18. And finish it all off with some Cendol.

This traditional Southest Asian dessert is usually some combination of: green jelly noodles, coconut milk, pandan flavouring, and palm sugar — but the adventurous can add toppings like red beans, creamed corn, and grated ice. It's the epitome of strange but wonderful, and it's the best way to end your culinary escapade in Singapore.
Tiberiu Ana (CC BY http://2.0) / Via Flickr: txberiu

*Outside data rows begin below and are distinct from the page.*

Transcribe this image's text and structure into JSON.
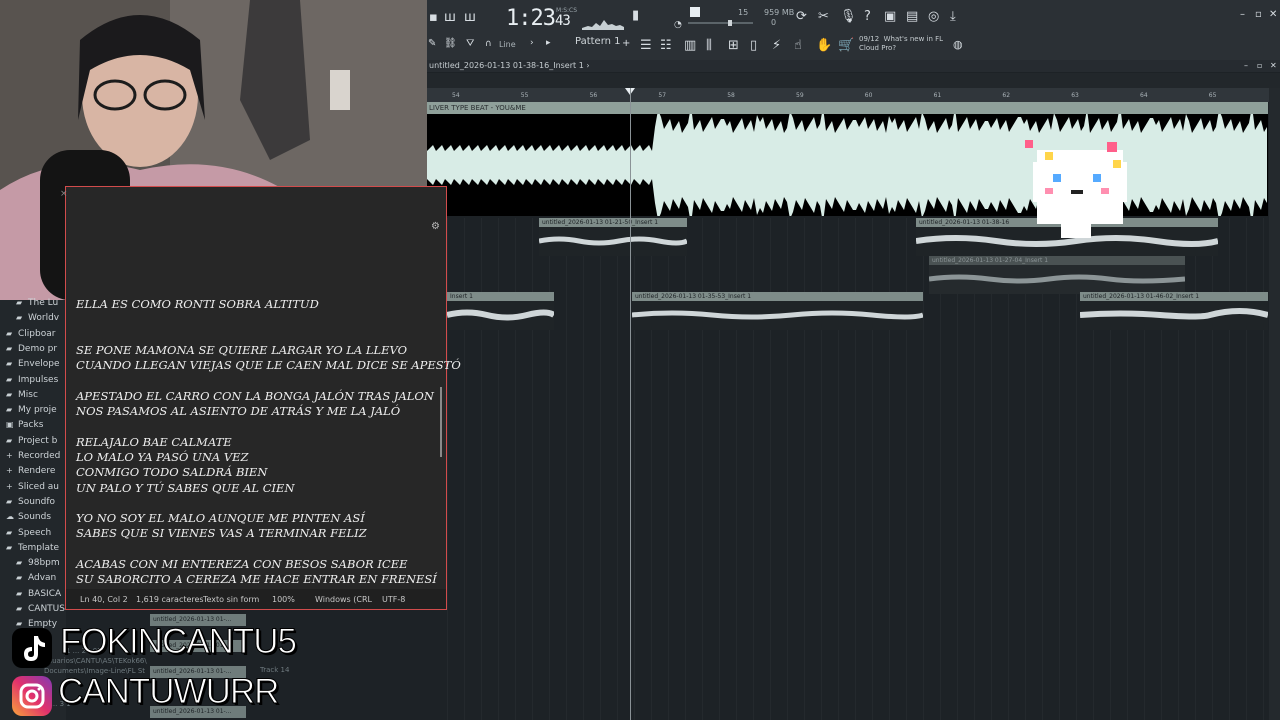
{
  "toolbar": {
    "time_main": "1:23",
    "time_frac": "43",
    "time_unit": "M:S:CS",
    "tempo_value": "15",
    "memory": "959 MB",
    "memory_sub": "0",
    "snap_label": "Line",
    "pattern_label": "Pattern 1",
    "news_counter": "09/12",
    "news_text_1": "What's new in FL",
    "news_text_2": "Cloud Pro?"
  },
  "playlist": {
    "window_title": "untitled_2026-01-13 01-38-16_Insert 1 ›",
    "track_header": "LIVER TYPE BEAT - YOU&ME",
    "ruler": [
      "54",
      "55",
      "56",
      "57",
      "58",
      "59",
      "60",
      "61",
      "62",
      "63",
      "64",
      "65"
    ],
    "clips": [
      "untitled_2026-01-13 01-21-50_Insert 1",
      "untitled_2026-01-13 01-38-16",
      "untitled_2026-01-13 01-27-04_Insert 1",
      "Insert 1",
      "untitled_2026-01-13 01-35-53_Insert 1",
      "untitled_2026-01-13 01-46-02_Insert 1"
    ]
  },
  "browser": {
    "items": [
      "The Lu",
      "Worldv",
      "Clipboar",
      "Demo pr",
      "Envelope",
      "Impulses",
      "Misc",
      "My proje",
      "Packs",
      "Project b",
      "Recorded",
      "Rendere",
      "Sliced au",
      "Soundfo",
      "Sounds",
      "Speech",
      "Template",
      "98bpm",
      "Advan",
      "BASICA",
      "CANTUS",
      "Empty"
    ]
  },
  "notepad": {
    "lyrics": "ELLA ES COMO RONTI SOBRA ALTITUD\n\n\nSE PONE MAMONA SE QUIERE LARGAR YO LA LLEVO\nCUANDO LLEGAN VIEJAS QUE LE CAEN MAL DICE SE APESTÓ\n\nAPESTADO EL CARRO CON LA BONGA JALÓN TRAS JALON\nNOS PASAMOS AL ASIENTO DE ATRÁS Y ME LA JALÓ\n\nRELAJALO BAE CALMATE\nLO MALO YA PASÓ UNA VEZ\nCONMIGO TODO SALDRÁ BIEN\nUN PALO Y TÚ SABES QUE AL CIEN\n\nYO NO SOY EL MALO AUNQUE ME PINTEN ASÍ\nSABES QUE SI VIENES VAS A TERMINAR FELIZ\n\nACABAS CON MI ENTEREZA CON BESOS SABOR ICEE\nSU SABORCITO A CEREZA ME HACE ENTRAR EN FRENESÍ",
    "status": {
      "position": "Ln 40, Col 2",
      "chars": "1,619 caracteres",
      "format": "Texto sin form",
      "zoom": "100%",
      "line_ending": "Windows (CRL",
      "encoding": "UTF-8"
    }
  },
  "overlay": {
    "tiktok_handle": "FOKINCANTU5",
    "instagram_handle": "CANTUWURR",
    "mini_clips": [
      "untitled_2026-01-13 01-...",
      "untitled_2026-01-13 01-...",
      "untitled_2026-01-13 01-...",
      "untitled_2026-01-13 01-..."
    ],
    "track_label": "Track 14",
    "path_fragments": [
      "usuarios\\CANTU\\AS\\TEKok66\\",
      "Documents\\Image-Line\\FL St",
      "1 ... 24 05",
      "1 ... 3 1"
    ]
  },
  "colors": {
    "accent_red": "#d24c4c",
    "wave_fill": "#d8ece6",
    "clip_header": "#7e8c89"
  }
}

This traditional Southest Asian dessert is usually some combination of: green jelly noodles, coconut milk, pandan flavouring, and palm sugar — but the adventurous can add toppings like red beans, creamed corn, and grated ice. It's the epitome of strange but wonderful, and it's the best way to end your culinary escapade in Singapore.